▶ What to produce:
Each record must be output exactly and in full.

Entries from a dataset of interfaces
::::::
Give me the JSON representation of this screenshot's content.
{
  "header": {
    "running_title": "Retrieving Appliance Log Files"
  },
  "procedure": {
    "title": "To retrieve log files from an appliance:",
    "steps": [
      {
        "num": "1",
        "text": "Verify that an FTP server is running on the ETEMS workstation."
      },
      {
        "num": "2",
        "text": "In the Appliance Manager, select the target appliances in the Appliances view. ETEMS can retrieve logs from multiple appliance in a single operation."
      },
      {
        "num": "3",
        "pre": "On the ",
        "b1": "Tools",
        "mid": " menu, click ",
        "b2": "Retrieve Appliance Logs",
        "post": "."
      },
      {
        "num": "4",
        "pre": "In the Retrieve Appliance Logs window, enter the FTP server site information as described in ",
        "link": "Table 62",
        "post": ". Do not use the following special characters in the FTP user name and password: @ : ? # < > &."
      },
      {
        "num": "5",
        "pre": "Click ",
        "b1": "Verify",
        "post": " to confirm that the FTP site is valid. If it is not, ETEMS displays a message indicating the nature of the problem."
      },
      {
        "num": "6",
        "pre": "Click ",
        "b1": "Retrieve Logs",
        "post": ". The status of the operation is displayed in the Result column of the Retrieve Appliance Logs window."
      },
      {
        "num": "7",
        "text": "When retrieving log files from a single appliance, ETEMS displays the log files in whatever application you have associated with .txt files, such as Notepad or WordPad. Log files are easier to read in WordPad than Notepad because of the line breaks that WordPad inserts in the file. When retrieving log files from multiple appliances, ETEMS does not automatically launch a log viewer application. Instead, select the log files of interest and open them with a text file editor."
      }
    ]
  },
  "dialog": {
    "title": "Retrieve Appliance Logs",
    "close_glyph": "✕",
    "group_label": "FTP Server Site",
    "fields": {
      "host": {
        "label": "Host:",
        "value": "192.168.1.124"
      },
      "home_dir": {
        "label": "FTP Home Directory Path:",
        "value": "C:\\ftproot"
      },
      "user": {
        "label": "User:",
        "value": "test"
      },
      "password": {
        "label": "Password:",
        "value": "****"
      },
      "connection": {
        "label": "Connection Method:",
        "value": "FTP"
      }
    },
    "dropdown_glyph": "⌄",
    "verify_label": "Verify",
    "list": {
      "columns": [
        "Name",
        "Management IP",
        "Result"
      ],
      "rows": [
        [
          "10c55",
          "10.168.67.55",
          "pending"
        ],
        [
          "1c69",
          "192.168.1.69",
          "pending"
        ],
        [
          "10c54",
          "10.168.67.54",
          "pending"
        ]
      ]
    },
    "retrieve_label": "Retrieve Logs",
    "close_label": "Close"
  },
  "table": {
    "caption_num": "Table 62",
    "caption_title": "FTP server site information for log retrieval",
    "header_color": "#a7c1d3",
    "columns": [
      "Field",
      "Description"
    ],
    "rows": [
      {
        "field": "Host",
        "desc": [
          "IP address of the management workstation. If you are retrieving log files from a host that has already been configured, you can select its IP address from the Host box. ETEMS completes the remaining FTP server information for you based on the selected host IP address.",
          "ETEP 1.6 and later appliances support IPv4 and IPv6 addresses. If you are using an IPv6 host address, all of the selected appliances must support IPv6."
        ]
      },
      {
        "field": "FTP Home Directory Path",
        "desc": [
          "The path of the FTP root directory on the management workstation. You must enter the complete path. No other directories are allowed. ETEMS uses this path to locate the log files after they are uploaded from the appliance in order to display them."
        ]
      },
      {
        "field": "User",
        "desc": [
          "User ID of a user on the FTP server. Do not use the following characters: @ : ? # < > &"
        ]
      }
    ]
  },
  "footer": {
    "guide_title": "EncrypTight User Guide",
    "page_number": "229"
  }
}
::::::
▶ Result:
Give me the JSON representation of this screenshot's content.
{
  "header": {
    "running_title": "Retrieving Appliance Log Files"
  },
  "procedure": {
    "title": "To retrieve log files from an appliance:",
    "steps": [
      {
        "num": "1",
        "text": "Verify that an FTP server is running on the ETEMS workstation."
      },
      {
        "num": "2",
        "text": "In the Appliance Manager, select the target appliances in the Appliances view. ETEMS can retrieve logs from multiple appliance in a single operation."
      },
      {
        "num": "3",
        "pre": "On the ",
        "b1": "Tools",
        "mid": " menu, click ",
        "b2": "Retrieve Appliance Logs",
        "post": "."
      },
      {
        "num": "4",
        "pre": "In the Retrieve Appliance Logs window, enter the FTP server site information as described in ",
        "link": "Table 62",
        "post": ". Do not use the following special characters in the FTP user name and password: @ : ? # < > &."
      },
      {
        "num": "5",
        "pre": "Click ",
        "b1": "Verify",
        "post": " to confirm that the FTP site is valid. If it is not, ETEMS displays a message indicating the nature of the problem."
      },
      {
        "num": "6",
        "pre": "Click ",
        "b1": "Retrieve Logs",
        "post": ". The status of the operation is displayed in the Result column of the Retrieve Appliance Logs window."
      },
      {
        "num": "7",
        "text": "When retrieving log files from a single appliance, ETEMS displays the log files in whatever application you have associated with .txt files, such as Notepad or WordPad. Log files are easier to read in WordPad than Notepad because of the line breaks that WordPad inserts in the file. When retrieving log files from multiple appliances, ETEMS does not automatically launch a log viewer application. Instead, select the log files of interest and open them with a text file editor."
      }
    ]
  },
  "dialog": {
    "title": "Retrieve Appliance Logs",
    "close_glyph": "✕",
    "group_label": "FTP Server Site",
    "fields": {
      "host": {
        "label": "Host:",
        "value": "192.168.1.124"
      },
      "home_dir": {
        "label": "FTP Home Directory Path:",
        "value": "C:\\ftproot"
      },
      "user": {
        "label": "User:",
        "value": "test"
      },
      "password": {
        "label": "Password:",
        "value": "****"
      },
      "connection": {
        "label": "Connection Method:",
        "value": "FTP"
      }
    },
    "dropdown_glyph": "⌄",
    "verify_label": "Verify",
    "list": {
      "columns": [
        "Name",
        "Management IP",
        "Result"
      ],
      "rows": [
        [
          "10c55",
          "10.168.67.55",
          "pending"
        ],
        [
          "1c69",
          "192.168.1.69",
          "pending"
        ],
        [
          "10c54",
          "10.168.67.54",
          "pending"
        ]
      ]
    },
    "retrieve_label": "Retrieve Logs",
    "close_label": "Close"
  },
  "table": {
    "caption_num": "Table 62",
    "caption_title": "FTP server site information for log retrieval",
    "header_color": "#a7c1d3",
    "columns": [
      "Field",
      "Description"
    ],
    "rows": [
      {
        "field": "Host",
        "desc": [
          "IP address of the management workstation. If you are retrieving log files from a host that has already been configured, you can select its IP address from the Host box. ETEMS completes the remaining FTP server information for you based on the selected host IP address.",
          "ETEP 1.6 and later appliances support IPv4 and IPv6 addresses. If you are using an IPv6 host address, all of the selected appliances must support IPv6."
        ]
      },
      {
        "field": "FTP Home Directory Path",
        "desc": [
          "The path of the FTP root directory on the management workstation. You must enter the complete path. No other directories are allowed. ETEMS uses this path to locate the log files after they are uploaded from the appliance in order to display them."
        ]
      },
      {
        "field": "User",
        "desc": [
          "User ID of a user on the FTP server. Do not use the following characters: @ : ? # < > &"
        ]
      }
    ]
  },
  "footer": {
    "guide_title": "EncrypTight User Guide",
    "page_number": "229"
  }
}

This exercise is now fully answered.